++++ Input data ++++

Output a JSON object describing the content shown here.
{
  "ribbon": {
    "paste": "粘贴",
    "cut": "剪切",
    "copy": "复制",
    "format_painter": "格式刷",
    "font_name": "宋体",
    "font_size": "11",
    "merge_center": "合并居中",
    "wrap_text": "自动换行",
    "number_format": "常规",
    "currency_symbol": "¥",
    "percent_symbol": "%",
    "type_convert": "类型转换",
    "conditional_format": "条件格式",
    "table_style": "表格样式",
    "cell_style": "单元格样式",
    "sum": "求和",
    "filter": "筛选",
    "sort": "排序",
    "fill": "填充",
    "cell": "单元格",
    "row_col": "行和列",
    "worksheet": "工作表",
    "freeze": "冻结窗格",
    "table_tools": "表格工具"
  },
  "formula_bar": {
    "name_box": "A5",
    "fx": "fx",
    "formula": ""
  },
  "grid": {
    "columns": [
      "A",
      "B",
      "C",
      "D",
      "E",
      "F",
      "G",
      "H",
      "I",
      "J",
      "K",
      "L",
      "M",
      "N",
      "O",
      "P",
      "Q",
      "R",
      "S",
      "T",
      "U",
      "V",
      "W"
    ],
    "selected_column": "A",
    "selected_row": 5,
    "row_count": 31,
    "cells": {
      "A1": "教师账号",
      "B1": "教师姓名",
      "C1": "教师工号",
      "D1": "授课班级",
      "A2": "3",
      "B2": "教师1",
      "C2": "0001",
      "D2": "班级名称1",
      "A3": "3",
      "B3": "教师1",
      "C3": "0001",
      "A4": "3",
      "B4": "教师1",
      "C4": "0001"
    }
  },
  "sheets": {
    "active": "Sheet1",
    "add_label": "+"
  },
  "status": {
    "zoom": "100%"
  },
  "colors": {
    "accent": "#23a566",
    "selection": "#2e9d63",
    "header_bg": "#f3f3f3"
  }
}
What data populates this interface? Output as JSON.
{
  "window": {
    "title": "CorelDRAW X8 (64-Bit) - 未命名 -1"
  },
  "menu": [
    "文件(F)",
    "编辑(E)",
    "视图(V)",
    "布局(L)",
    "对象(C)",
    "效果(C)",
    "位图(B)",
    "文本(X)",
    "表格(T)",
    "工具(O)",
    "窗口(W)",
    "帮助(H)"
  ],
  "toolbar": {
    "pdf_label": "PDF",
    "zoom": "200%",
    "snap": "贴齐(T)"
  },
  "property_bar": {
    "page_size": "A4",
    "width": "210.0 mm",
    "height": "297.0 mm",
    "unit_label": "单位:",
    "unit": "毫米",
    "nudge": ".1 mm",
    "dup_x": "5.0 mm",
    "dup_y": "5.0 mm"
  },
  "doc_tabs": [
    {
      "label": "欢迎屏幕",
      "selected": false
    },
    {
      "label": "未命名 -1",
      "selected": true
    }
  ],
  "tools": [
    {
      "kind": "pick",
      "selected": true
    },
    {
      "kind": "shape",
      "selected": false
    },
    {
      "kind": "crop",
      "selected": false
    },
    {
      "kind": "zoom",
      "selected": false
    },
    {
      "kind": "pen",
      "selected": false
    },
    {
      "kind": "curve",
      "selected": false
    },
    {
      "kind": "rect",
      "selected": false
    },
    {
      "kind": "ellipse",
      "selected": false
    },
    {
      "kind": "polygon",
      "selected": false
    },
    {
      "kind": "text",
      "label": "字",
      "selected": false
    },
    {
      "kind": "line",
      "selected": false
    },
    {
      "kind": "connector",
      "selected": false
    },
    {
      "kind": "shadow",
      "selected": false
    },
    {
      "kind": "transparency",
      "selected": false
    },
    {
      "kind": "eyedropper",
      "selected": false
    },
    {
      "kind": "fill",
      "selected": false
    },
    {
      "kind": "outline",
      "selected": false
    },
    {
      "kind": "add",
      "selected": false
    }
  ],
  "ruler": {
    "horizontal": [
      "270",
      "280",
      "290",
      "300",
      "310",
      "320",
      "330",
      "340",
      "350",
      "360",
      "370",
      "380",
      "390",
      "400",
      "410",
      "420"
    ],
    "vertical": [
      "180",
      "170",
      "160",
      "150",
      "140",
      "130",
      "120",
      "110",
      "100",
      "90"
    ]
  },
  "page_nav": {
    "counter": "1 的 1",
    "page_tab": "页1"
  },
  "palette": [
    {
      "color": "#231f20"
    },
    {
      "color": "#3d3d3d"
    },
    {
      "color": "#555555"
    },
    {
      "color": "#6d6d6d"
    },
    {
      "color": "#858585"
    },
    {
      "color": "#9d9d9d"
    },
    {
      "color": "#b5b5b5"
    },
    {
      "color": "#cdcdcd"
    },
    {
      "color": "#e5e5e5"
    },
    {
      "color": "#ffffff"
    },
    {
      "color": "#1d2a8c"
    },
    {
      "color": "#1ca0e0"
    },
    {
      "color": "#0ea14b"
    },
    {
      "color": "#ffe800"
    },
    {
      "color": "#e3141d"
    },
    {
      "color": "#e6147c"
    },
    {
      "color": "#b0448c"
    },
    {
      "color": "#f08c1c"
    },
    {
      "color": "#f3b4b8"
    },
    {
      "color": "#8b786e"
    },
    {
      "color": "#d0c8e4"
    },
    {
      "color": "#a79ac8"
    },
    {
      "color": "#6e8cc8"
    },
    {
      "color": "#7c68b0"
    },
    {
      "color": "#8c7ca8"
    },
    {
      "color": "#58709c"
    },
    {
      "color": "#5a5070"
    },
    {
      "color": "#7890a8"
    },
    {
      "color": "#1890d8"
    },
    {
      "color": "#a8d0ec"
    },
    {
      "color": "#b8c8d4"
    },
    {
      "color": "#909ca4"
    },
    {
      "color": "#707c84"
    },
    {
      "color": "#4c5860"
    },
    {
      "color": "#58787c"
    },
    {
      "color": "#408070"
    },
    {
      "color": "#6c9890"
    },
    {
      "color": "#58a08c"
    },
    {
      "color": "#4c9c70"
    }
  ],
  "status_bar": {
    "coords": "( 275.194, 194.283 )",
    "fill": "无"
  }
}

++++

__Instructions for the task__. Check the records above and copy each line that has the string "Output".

__Written response__.
Output a JSON object describing the content shown here.
What data populates this interface? Output as JSON.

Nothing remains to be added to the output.